--- START ---
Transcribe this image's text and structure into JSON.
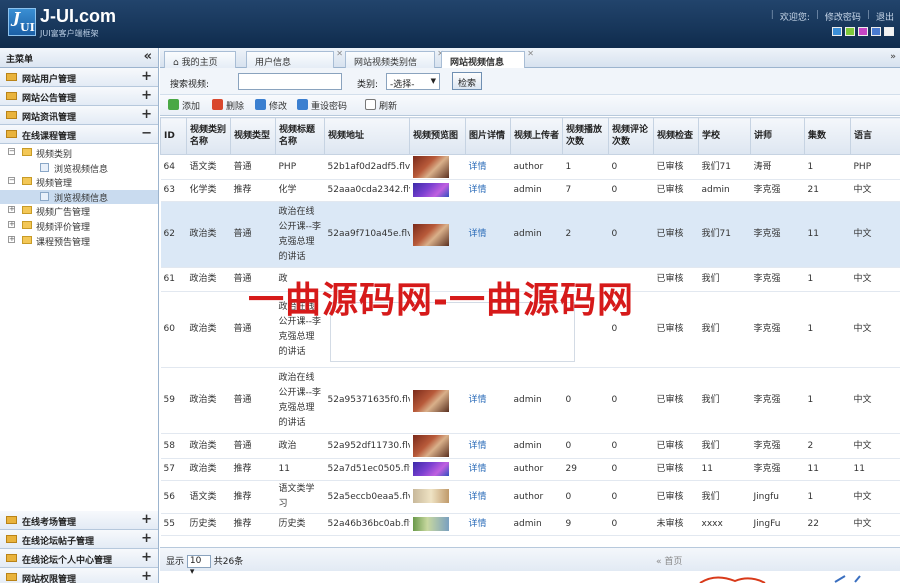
{
  "header": {
    "logo_icon": "JUI",
    "title": "J-UI.com",
    "subtitle": "JUI富客户端框架",
    "links": [
      "欢迎您:",
      "修改密码",
      "退出"
    ],
    "theme_colors": [
      "#3b8fd8",
      "#7ec83a",
      "#c545c5",
      "#4a7bd0",
      "#f2f2f2"
    ]
  },
  "sidebar": {
    "title": "主菜单",
    "collapse_symbol": "«",
    "top_groups": [
      {
        "label": "网站用户管理",
        "toggle": "+"
      },
      {
        "label": "网站公告管理",
        "toggle": "+"
      },
      {
        "label": "网站资讯管理",
        "toggle": "+"
      },
      {
        "label": "在线课程管理",
        "toggle": "−"
      }
    ],
    "tree": [
      {
        "label": "视频类别",
        "toggle": "⊟"
      },
      {
        "label": "浏览视频信息"
      },
      {
        "label": "视频管理",
        "toggle": "⊟"
      },
      {
        "label": "浏览视频信息"
      },
      {
        "label": "视频广告管理",
        "toggle": "⊞"
      },
      {
        "label": "视频评价管理",
        "toggle": "⊞"
      },
      {
        "label": "课程预告管理",
        "toggle": "⊞"
      }
    ],
    "bottom_groups": [
      {
        "label": "在线考场管理",
        "toggle": "+"
      },
      {
        "label": "在线论坛帖子管理",
        "toggle": "+"
      },
      {
        "label": "在线论坛个人中心管理",
        "toggle": "+"
      },
      {
        "label": "网站权限管理",
        "toggle": "+"
      }
    ]
  },
  "tabs": {
    "home": "我的主页",
    "items": [
      "用户信息",
      "网站视频类别信",
      "网站视频信息"
    ],
    "more": "»"
  },
  "search": {
    "label": "搜索视频:",
    "value": "",
    "category_label": "类别:",
    "category_selected": "-选择-",
    "button": "检索"
  },
  "toolbar": {
    "add": "添加",
    "delete": "删除",
    "edit": "修改",
    "reset_password": "重设密码",
    "refresh": "刷新"
  },
  "table": {
    "headers": [
      "ID",
      "视频类别名称",
      "视频类型",
      "视频标题名称",
      "视频地址",
      "视频预览图",
      "图片详情",
      "视频上传者",
      "视频播放次数",
      "视频评论次数",
      "视频检查",
      "学校",
      "讲师",
      "集数",
      "语言"
    ],
    "rows": [
      {
        "id": "64",
        "cat": "语文类",
        "type": "普通",
        "title": "PHP",
        "url": "52b1af0d2adf5.flv",
        "thumb": "red",
        "detail": "详情",
        "uploader": "author",
        "plays": "1",
        "comments": "0",
        "check": "已审核",
        "school": "我们71",
        "teacher": "涛哥",
        "eps": "1",
        "lang": "PHP"
      },
      {
        "id": "63",
        "cat": "化学类",
        "type": "推荐",
        "title": "化学",
        "url": "52aaa0cda2342.flv",
        "thumb": "purple",
        "detail": "详情",
        "uploader": "admin",
        "plays": "7",
        "comments": "0",
        "check": "已审核",
        "school": "admin",
        "teacher": "李克强",
        "eps": "21",
        "lang": "中文"
      },
      {
        "id": "62",
        "cat": "政治类",
        "type": "普通",
        "title": "政治在线公开课--李克强总理的讲话",
        "url": "52aa9f710a45e.flv",
        "thumb": "red",
        "detail": "详情",
        "uploader": "admin",
        "plays": "2",
        "comments": "0",
        "check": "已审核",
        "school": "我们71",
        "teacher": "李克强",
        "eps": "11",
        "lang": "中文"
      },
      {
        "id": "61",
        "cat": "政治类",
        "type": "普通",
        "title": "政",
        "url": "",
        "thumb": "",
        "detail": "",
        "uploader": "",
        "plays": "",
        "comments": "",
        "check": "已审核",
        "school": "我们",
        "teacher": "李克强",
        "eps": "1",
        "lang": "中文"
      },
      {
        "id": "60",
        "cat": "政治类",
        "type": "普通",
        "title": "政治在线公开课--李克强总理的讲话",
        "url": "",
        "thumb": "",
        "detail": "",
        "uploader": "",
        "plays": "",
        "comments": "0",
        "check": "已审核",
        "school": "我们",
        "teacher": "李克强",
        "eps": "1",
        "lang": "中文"
      },
      {
        "id": "59",
        "cat": "政治类",
        "type": "普通",
        "title": "政治在线公开课--李克强总理的讲话",
        "url": "52a95371635f0.flv",
        "thumb": "red",
        "detail": "详情",
        "uploader": "admin",
        "plays": "0",
        "comments": "0",
        "check": "已审核",
        "school": "我们",
        "teacher": "李克强",
        "eps": "1",
        "lang": "中文"
      },
      {
        "id": "58",
        "cat": "政治类",
        "type": "普通",
        "title": "政治",
        "url": "52a952df11730.flv",
        "thumb": "red",
        "detail": "详情",
        "uploader": "admin",
        "plays": "0",
        "comments": "0",
        "check": "已审核",
        "school": "我们",
        "teacher": "李克强",
        "eps": "2",
        "lang": "中文"
      },
      {
        "id": "57",
        "cat": "政治类",
        "type": "推荐",
        "title": "11",
        "url": "52a7d51ec0505.flv",
        "thumb": "purple",
        "detail": "详情",
        "uploader": "author",
        "plays": "29",
        "comments": "0",
        "check": "已审核",
        "school": "11",
        "teacher": "李克强",
        "eps": "11",
        "lang": "11"
      },
      {
        "id": "56",
        "cat": "语文类",
        "type": "推荐",
        "title": "语文类学习",
        "url": "52a5eccb0eaa5.flv",
        "thumb": "beige",
        "detail": "详情",
        "uploader": "author",
        "plays": "0",
        "comments": "0",
        "check": "已审核",
        "school": "我们",
        "teacher": "Jingfu",
        "eps": "1",
        "lang": "中文"
      },
      {
        "id": "55",
        "cat": "历史类",
        "type": "推荐",
        "title": "历史类",
        "url": "52a46b36bc0ab.flv",
        "thumb": "green",
        "detail": "详情",
        "uploader": "admin",
        "plays": "9",
        "comments": "0",
        "check": "未审核",
        "school": "xxxx",
        "teacher": "JingFu",
        "eps": "22",
        "lang": "中文"
      }
    ]
  },
  "pager": {
    "show_label": "显示",
    "page_size": "10",
    "total": "共26条",
    "first": "« 首页"
  },
  "watermark": "一曲源码网-一曲源码网"
}
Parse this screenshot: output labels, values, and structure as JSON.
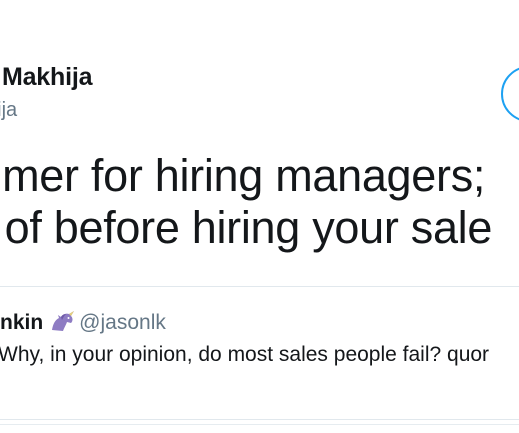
{
  "tweet": {
    "author_name": "ar Makhija",
    "author_handle": "hija",
    "text_lines": [
      "primer for hiring managers;",
      "re of before hiring your sale"
    ]
  },
  "quote": {
    "author_name": "nkin",
    "author_emoji": "unicorn-icon",
    "author_handle": "@jasonlk",
    "text": "Why, in your opinion, do most sales people fail? quor"
  },
  "colors": {
    "text_primary": "#14171a",
    "text_secondary": "#657786",
    "accent": "#1da1f2",
    "border": "#e1e8ed"
  }
}
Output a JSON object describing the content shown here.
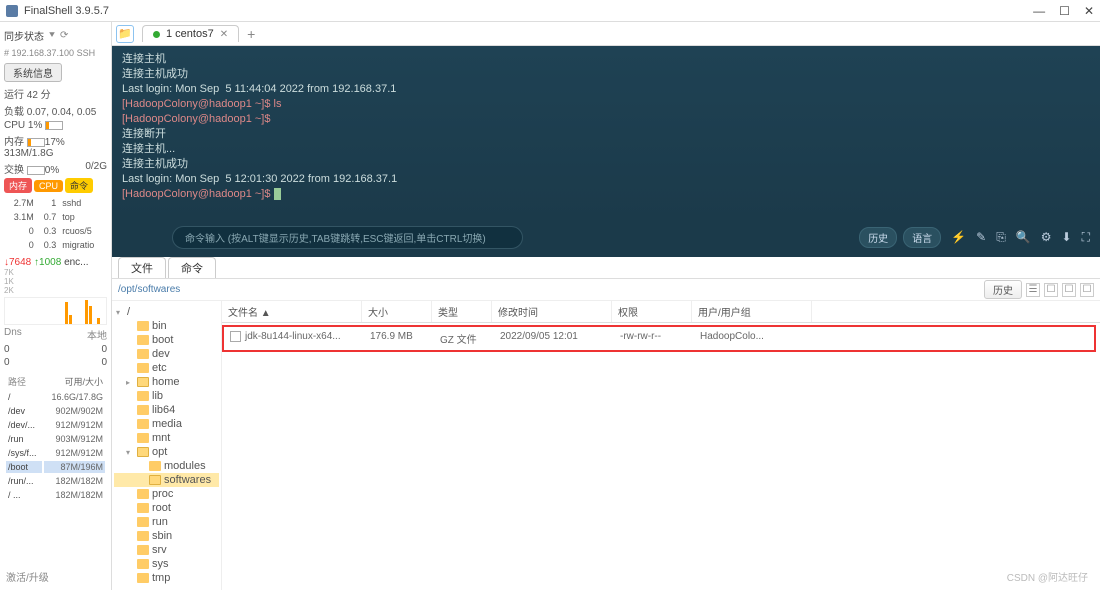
{
  "window": {
    "title": "FinalShell 3.9.5.7"
  },
  "left": {
    "sync": "同步状态",
    "ip": "# 192.168.37.100 SSH",
    "sysinfo_btn": "系统信息",
    "run_line": "运行 42 分",
    "load_line": "负载 0.07, 0.04, 0.05",
    "cpu_line": "CPU  1%",
    "mem_label": "内存",
    "mem_pct": "17%",
    "mem_val": "313M/1.8G",
    "swap_label": "交换",
    "swap_pct": "0%",
    "swap_val": "0/2G",
    "pills": [
      "内存",
      "CPU",
      "命令"
    ],
    "proc": [
      [
        "2.7M",
        "1",
        "sshd"
      ],
      [
        "3.1M",
        "0.7",
        "top"
      ],
      [
        "0",
        "0.3",
        "rcuos/5"
      ],
      [
        "0",
        "0.3",
        "migratio"
      ]
    ],
    "stats": {
      "red": "↓7648",
      "green": "↑1008",
      "suffix": "enc..."
    },
    "yl": [
      "7K",
      "1K",
      "2K"
    ],
    "dns_h1": "Dns",
    "dns_h2": "本地",
    "dns": [
      [
        "0",
        "0"
      ],
      [
        "0",
        "0"
      ]
    ],
    "disk_h1": "路径",
    "disk_h2": "可用/大小",
    "disks": [
      [
        "/",
        "16.6G/17.8G"
      ],
      [
        "/dev",
        "902M/902M"
      ],
      [
        "/dev/...",
        "912M/912M"
      ],
      [
        "/run",
        "903M/912M"
      ],
      [
        "/sys/f...",
        "912M/912M"
      ],
      [
        "/boot",
        "87M/196M"
      ],
      [
        "/run/...",
        "182M/182M"
      ],
      [
        "/ ...",
        "182M/182M"
      ]
    ],
    "footer": "激活/升级"
  },
  "tabs": {
    "main": "1 centos7"
  },
  "term": {
    "lines": [
      "连接主机",
      "连接主机成功",
      "Last login: Mon Sep  5 11:44:04 2022 from 192.168.37.1",
      "[HadoopColony@hadoop1 ~]$ ls",
      "[HadoopColony@hadoop1 ~]$",
      "连接断开",
      "连接主机...",
      "连接主机成功",
      "Last login: Mon Sep  5 12:01:30 2022 from 192.168.37.1",
      "[HadoopColony@hadoop1 ~]$ "
    ]
  },
  "cmdbar": {
    "hint": "命令输入 (按ALT键显示历史,TAB键跳转,ESC键返回,单击CTRL切换)",
    "b1": "历史",
    "b2": "语言"
  },
  "lowtabs": {
    "t1": "文件",
    "t2": "命令"
  },
  "path": {
    "value": "/opt/softwares",
    "b_hist": "历史",
    "b_view": "□"
  },
  "filehdr": {
    "name": "文件名 ▲",
    "size": "大小",
    "type": "类型",
    "mtime": "修改时间",
    "perm": "权限",
    "owner": "用户/用户组"
  },
  "file": {
    "name": "jdk-8u144-linux-x64...",
    "size": "176.9 MB",
    "type": "GZ 文件",
    "mtime": "2022/09/05 12:01",
    "perm": "-rw-rw-r--",
    "owner": "HadoopColo..."
  },
  "tree": {
    "root": "/",
    "nodes1": [
      "bin",
      "boot",
      "dev",
      "etc"
    ],
    "home": "home",
    "nodes2": [
      "lib",
      "lib64",
      "media",
      "mnt"
    ],
    "opt": "opt",
    "opt_children": [
      "modules",
      "softwares"
    ],
    "nodes3": [
      "proc",
      "root",
      "run",
      "sbin",
      "srv",
      "sys",
      "tmp"
    ]
  },
  "watermark": "CSDN @阿达旺仔"
}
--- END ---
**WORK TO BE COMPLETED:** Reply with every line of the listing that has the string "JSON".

**EXERCISE OUTPUT:**
Transcribe this image's text and structure into JSON.
Parse this screenshot: output labels, values, and structure as JSON.
Output a JSON object describing the content shown here.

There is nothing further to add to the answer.